_Task requirements_. All of the data is to be copied word for word.

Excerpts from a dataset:
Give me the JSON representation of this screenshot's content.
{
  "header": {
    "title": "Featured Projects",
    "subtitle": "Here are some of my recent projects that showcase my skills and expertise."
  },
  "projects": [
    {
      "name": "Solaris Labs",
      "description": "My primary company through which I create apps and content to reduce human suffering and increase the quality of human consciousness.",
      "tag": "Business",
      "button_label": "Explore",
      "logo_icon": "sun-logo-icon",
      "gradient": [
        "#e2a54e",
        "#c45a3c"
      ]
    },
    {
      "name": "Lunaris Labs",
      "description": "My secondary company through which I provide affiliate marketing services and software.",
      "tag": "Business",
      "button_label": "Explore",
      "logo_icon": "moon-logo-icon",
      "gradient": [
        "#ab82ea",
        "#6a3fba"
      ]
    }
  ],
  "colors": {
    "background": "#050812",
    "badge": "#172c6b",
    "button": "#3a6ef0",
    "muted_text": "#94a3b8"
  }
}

_Final answer_.
Give me the JSON representation of this screenshot's content.
{
  "header": {
    "title": "Featured Projects",
    "subtitle": "Here are some of my recent projects that showcase my skills and expertise."
  },
  "projects": [
    {
      "name": "Solaris Labs",
      "description": "My primary company through which I create apps and content to reduce human suffering and increase the quality of human consciousness.",
      "tag": "Business",
      "button_label": "Explore",
      "logo_icon": "sun-logo-icon",
      "gradient": [
        "#e2a54e",
        "#c45a3c"
      ]
    },
    {
      "name": "Lunaris Labs",
      "description": "My secondary company through which I provide affiliate marketing services and software.",
      "tag": "Business",
      "button_label": "Explore",
      "logo_icon": "moon-logo-icon",
      "gradient": [
        "#ab82ea",
        "#6a3fba"
      ]
    }
  ],
  "colors": {
    "background": "#050812",
    "badge": "#172c6b",
    "button": "#3a6ef0",
    "muted_text": "#94a3b8"
  }
}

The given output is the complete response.